- _Exercise description_:
Go through the data below line by line and report how many lines contain "JSON", giving only that figure.

(Items listed in a dataset)
===============
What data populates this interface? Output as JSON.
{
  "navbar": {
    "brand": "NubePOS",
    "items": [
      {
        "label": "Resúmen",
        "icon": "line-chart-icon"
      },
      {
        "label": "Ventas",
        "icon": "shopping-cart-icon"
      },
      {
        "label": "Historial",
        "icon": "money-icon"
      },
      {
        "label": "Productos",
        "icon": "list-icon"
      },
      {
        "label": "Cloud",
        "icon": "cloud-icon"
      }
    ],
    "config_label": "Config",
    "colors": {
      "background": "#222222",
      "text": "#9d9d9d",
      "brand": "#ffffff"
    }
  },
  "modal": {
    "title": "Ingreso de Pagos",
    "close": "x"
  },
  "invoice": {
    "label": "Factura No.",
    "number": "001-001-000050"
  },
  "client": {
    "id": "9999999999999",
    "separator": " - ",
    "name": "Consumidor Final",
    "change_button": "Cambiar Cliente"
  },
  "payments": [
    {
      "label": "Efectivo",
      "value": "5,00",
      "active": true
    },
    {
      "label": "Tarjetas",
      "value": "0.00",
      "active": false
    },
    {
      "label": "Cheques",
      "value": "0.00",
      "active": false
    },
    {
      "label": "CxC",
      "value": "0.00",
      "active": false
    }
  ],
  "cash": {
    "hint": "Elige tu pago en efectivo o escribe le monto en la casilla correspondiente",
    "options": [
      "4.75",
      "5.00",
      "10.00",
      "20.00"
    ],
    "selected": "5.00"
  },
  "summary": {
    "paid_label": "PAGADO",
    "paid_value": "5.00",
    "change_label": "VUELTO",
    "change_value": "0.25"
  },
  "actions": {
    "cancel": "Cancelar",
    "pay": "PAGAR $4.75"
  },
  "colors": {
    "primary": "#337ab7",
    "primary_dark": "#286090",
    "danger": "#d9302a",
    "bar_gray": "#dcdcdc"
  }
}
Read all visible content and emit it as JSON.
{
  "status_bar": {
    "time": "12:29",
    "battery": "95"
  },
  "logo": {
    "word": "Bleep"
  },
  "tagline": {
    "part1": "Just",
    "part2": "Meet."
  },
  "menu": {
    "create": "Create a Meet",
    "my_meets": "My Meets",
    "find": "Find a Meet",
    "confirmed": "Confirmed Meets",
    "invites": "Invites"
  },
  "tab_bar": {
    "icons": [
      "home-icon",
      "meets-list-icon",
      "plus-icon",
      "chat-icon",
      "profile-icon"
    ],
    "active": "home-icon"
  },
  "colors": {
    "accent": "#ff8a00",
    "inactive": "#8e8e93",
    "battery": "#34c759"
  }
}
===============
- _Your solution_:
2